[Items from a data source]
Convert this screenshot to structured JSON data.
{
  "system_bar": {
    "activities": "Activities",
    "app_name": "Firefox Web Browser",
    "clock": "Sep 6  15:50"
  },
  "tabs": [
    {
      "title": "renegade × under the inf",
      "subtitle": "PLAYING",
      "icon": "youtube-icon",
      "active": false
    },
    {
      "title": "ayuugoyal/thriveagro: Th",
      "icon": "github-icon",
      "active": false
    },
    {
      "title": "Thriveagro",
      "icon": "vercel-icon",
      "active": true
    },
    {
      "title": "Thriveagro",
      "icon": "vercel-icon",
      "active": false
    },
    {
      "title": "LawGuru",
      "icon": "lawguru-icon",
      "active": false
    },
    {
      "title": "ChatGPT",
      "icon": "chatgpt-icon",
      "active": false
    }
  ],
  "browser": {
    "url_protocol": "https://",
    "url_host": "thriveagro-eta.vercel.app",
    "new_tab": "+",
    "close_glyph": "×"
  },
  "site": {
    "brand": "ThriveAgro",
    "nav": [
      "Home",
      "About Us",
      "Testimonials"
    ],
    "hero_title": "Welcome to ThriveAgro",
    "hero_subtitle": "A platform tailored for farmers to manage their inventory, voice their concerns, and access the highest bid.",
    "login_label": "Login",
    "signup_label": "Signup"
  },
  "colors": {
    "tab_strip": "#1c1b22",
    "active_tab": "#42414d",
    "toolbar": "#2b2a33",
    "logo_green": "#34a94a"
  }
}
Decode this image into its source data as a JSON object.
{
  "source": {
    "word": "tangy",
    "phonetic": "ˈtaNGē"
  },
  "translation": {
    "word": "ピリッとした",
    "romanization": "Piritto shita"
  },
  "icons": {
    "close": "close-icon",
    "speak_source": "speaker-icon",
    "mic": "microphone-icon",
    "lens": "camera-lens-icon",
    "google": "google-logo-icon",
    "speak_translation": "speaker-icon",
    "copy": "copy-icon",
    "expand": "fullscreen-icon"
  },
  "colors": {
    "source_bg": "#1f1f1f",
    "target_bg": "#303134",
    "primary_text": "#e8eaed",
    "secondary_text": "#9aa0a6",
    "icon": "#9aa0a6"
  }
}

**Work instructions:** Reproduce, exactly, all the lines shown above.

**Answer for the task:**
Convert this screenshot to structured JSON data.
{
  "system_bar": {
    "activities": "Activities",
    "app_name": "Firefox Web Browser",
    "clock": "Sep 6  15:50"
  },
  "tabs": [
    {
      "title": "renegade × under the inf",
      "subtitle": "PLAYING",
      "icon": "youtube-icon",
      "active": false
    },
    {
      "title": "ayuugoyal/thriveagro: Th",
      "icon": "github-icon",
      "active": false
    },
    {
      "title": "Thriveagro",
      "icon": "vercel-icon",
      "active": true
    },
    {
      "title": "Thriveagro",
      "icon": "vercel-icon",
      "active": false
    },
    {
      "title": "LawGuru",
      "icon": "lawguru-icon",
      "active": false
    },
    {
      "title": "ChatGPT",
      "icon": "chatgpt-icon",
      "active": false
    }
  ],
  "browser": {
    "url_protocol": "https://",
    "url_host": "thriveagro-eta.vercel.app",
    "new_tab": "+",
    "close_glyph": "×"
  },
  "site": {
    "brand": "ThriveAgro",
    "nav": [
      "Home",
      "About Us",
      "Testimonials"
    ],
    "hero_title": "Welcome to ThriveAgro",
    "hero_subtitle": "A platform tailored for farmers to manage their inventory, voice their concerns, and access the highest bid.",
    "login_label": "Login",
    "signup_label": "Signup"
  },
  "colors": {
    "tab_strip": "#1c1b22",
    "active_tab": "#42414d",
    "toolbar": "#2b2a33",
    "logo_green": "#34a94a"
  }
}
Decode this image into its source data as a JSON object.
{
  "source": {
    "word": "tangy",
    "phonetic": "ˈtaNGē"
  },
  "translation": {
    "word": "ピリッとした",
    "romanization": "Piritto shita"
  },
  "icons": {
    "close": "close-icon",
    "speak_source": "speaker-icon",
    "mic": "microphone-icon",
    "lens": "camera-lens-icon",
    "google": "google-logo-icon",
    "speak_translation": "speaker-icon",
    "copy": "copy-icon",
    "expand": "fullscreen-icon"
  },
  "colors": {
    "source_bg": "#1f1f1f",
    "target_bg": "#303134",
    "primary_text": "#e8eaed",
    "secondary_text": "#9aa0a6",
    "icon": "#9aa0a6"
  }
}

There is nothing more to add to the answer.